If you’ve spent any time working with Magento, you know that updates can be a real pain. We recently performed an upgrade for a client going from version 184.108.40.206 to 220.127.116.11. After spending an entire day trying to work through all of the errors, we finally got it working. We spent hours searching the Magento Forums, Stack Overflow, and Google for answers to any and every problem that we had during the process. Fortunately, a lot of the issues were common but there were a few that were unique to our situation. To make things easier for everyone, we’ve put together this list of things that you can try if the upgrade isn’t working.
Ideally, you will do these things before you start the upgrade process. You shouldn’t be performing the upgrade on a production server, so these tips are given under the assumption you haven’t started the upgrade or have the ability to start over should something go wrong. Always perform a back up of the files and database before starting an upgrade.
Disable the Cache and Clear it
This is a no-brainer. Magento is very resource intensive so it tries to cache anything and everything. Login to the admin and go to System > Cache Management. Select all items and choose “Disable” from the drop down menu.
Enable the Default Theme
If you’ve developed a custom theme for Magento, you will almost certainly run into problems when upgrading. In the admin, go to System > Configuration > Design and update your theme to use the Default templates.
Disable ALL Community Modules
This step is one that can be easily overlooked. Head to System > Configuration > Advanced > Advanced and disable all extensions that don’t start with “Mage”. Another way to do this is to open up app/etc/modules and edit each file by changing the <active></active> attribute from true to false. Once you’re done with the upgrade, enable them one by one to test and see if any specific module causes any problems.
Update the initStatements in app/etc/config.xml
There’s a 99% chance you’re going to get an error that looks like this:
SQLSTATE: Integrity constraint violation:
To fix this, open up app/etc/config.xml. You’re going to change the <initStatements> from this:
<initStatements>SET NAMES utf8</initStatements>
<initStatements>SET NAMES utf8; SET FOREIGN_KEY_CHECKS=0; SET UNIQUE_CHECKS=0;</initStatements>
Double Check Customization to Magento Core in app/code/local/Mage
If you’ve made changes to the Magento Core files, you hopefully did it by copying the files to app/code/local/Mage instead of modifying them in app/code/core/Mage. The problem with this method is that it can potentially break your Magento installation if those core files are upgraded. There’s a good chance you won’t remember any changes you made to the core files so it’s best to just delete (backup first) app/code/local/Mage before you start the upgrade. We spent hours trying to figure out some upgrade problems when it was our customizations that were creating a bottleneck with the process.

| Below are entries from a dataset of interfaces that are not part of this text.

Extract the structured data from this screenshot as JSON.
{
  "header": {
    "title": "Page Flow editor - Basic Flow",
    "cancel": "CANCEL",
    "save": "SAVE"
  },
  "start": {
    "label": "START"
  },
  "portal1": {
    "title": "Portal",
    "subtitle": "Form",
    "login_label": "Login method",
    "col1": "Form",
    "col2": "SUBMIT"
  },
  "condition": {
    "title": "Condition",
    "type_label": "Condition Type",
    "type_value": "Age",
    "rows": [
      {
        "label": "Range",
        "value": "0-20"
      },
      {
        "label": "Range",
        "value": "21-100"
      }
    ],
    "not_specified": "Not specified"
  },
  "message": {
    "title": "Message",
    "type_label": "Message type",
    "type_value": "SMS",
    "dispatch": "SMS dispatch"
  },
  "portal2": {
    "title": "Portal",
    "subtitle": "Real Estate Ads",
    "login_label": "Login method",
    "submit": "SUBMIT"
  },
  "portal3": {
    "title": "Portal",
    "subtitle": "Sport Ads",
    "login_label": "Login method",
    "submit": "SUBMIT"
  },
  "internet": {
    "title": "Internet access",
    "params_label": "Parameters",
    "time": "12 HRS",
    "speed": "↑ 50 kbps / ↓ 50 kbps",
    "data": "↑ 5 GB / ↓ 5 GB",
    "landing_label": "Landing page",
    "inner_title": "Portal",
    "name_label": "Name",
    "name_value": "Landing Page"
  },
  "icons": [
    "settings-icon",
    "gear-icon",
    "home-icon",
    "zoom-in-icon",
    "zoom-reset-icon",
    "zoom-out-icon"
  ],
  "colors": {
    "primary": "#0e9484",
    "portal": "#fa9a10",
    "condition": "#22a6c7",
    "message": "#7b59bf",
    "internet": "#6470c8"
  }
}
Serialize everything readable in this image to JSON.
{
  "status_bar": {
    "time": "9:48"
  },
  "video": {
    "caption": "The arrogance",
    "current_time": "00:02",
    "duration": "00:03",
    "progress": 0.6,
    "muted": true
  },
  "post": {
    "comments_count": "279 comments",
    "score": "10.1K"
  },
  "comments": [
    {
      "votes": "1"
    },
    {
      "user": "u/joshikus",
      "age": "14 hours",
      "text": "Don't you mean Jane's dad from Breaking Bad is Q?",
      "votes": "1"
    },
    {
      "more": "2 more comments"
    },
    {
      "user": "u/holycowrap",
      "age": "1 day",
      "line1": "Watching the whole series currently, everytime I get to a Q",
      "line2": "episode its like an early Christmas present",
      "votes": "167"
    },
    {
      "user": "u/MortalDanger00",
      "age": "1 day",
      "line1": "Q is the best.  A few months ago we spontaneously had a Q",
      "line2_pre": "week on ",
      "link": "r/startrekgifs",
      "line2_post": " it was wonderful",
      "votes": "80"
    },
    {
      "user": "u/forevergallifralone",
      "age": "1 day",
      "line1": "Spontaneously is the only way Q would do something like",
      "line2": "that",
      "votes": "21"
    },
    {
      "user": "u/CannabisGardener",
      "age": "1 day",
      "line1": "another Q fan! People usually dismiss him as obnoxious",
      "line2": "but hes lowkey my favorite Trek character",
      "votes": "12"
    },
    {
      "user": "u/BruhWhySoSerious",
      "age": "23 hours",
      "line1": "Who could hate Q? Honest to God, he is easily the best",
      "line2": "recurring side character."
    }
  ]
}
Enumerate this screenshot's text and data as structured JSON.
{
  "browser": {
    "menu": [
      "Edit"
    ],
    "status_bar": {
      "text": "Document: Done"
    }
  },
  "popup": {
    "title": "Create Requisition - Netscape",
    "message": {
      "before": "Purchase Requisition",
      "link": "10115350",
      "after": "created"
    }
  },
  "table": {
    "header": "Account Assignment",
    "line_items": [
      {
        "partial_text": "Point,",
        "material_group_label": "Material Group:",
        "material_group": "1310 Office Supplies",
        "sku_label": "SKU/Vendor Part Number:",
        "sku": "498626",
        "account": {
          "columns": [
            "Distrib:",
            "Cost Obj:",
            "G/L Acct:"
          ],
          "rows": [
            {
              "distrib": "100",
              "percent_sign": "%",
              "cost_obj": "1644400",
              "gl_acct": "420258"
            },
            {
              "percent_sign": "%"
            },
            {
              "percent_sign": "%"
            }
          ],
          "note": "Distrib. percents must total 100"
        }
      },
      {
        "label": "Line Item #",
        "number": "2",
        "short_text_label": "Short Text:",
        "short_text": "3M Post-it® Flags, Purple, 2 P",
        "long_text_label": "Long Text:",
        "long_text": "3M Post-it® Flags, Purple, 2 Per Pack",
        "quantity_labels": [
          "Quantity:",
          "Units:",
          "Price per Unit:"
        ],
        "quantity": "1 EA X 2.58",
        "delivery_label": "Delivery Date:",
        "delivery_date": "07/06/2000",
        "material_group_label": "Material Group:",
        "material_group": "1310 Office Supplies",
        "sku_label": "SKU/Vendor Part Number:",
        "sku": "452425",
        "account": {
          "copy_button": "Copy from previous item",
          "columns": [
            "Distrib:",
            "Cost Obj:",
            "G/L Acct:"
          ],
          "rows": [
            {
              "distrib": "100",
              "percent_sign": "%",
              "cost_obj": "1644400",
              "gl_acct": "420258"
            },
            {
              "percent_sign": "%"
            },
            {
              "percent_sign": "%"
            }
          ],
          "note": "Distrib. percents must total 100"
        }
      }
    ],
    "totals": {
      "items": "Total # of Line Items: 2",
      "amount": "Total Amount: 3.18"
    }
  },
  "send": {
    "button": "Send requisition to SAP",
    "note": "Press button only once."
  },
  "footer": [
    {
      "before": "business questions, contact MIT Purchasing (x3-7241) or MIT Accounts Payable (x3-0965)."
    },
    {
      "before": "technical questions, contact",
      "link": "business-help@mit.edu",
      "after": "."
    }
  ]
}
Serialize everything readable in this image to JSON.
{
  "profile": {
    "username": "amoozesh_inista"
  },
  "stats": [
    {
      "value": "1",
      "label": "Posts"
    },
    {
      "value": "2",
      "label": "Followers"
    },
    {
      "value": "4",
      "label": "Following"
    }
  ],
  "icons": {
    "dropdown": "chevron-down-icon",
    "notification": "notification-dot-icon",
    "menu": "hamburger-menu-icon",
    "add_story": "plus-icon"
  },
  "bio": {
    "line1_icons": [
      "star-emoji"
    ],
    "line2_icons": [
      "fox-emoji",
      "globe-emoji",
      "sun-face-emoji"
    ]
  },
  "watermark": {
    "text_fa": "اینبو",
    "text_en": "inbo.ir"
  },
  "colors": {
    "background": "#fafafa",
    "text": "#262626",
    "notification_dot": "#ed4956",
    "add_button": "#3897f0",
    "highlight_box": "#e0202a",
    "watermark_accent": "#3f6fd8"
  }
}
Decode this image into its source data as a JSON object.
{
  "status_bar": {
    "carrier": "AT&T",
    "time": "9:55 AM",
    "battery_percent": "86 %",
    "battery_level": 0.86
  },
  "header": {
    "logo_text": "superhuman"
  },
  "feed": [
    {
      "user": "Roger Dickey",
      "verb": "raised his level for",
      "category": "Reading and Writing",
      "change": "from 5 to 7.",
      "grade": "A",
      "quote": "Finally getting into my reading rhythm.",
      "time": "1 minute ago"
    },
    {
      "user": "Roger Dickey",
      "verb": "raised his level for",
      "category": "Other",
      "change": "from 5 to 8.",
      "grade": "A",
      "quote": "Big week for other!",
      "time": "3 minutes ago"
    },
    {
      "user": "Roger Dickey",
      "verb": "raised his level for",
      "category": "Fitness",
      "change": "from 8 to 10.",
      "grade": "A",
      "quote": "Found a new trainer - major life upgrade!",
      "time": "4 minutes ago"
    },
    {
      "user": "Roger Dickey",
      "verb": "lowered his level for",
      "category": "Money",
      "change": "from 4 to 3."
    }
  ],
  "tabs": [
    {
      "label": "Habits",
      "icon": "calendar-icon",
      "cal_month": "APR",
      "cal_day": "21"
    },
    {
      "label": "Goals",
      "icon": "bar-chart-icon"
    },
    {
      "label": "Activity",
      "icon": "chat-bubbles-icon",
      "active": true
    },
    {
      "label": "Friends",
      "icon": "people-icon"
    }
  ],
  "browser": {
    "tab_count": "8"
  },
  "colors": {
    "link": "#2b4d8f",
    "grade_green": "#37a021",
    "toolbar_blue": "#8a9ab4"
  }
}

Once you’ve finished the upgrade, make sure you clear var/cache and var/session.
Hopefully some of these tips will save you some time and prevent some nasty headaches that Magento is known to cause.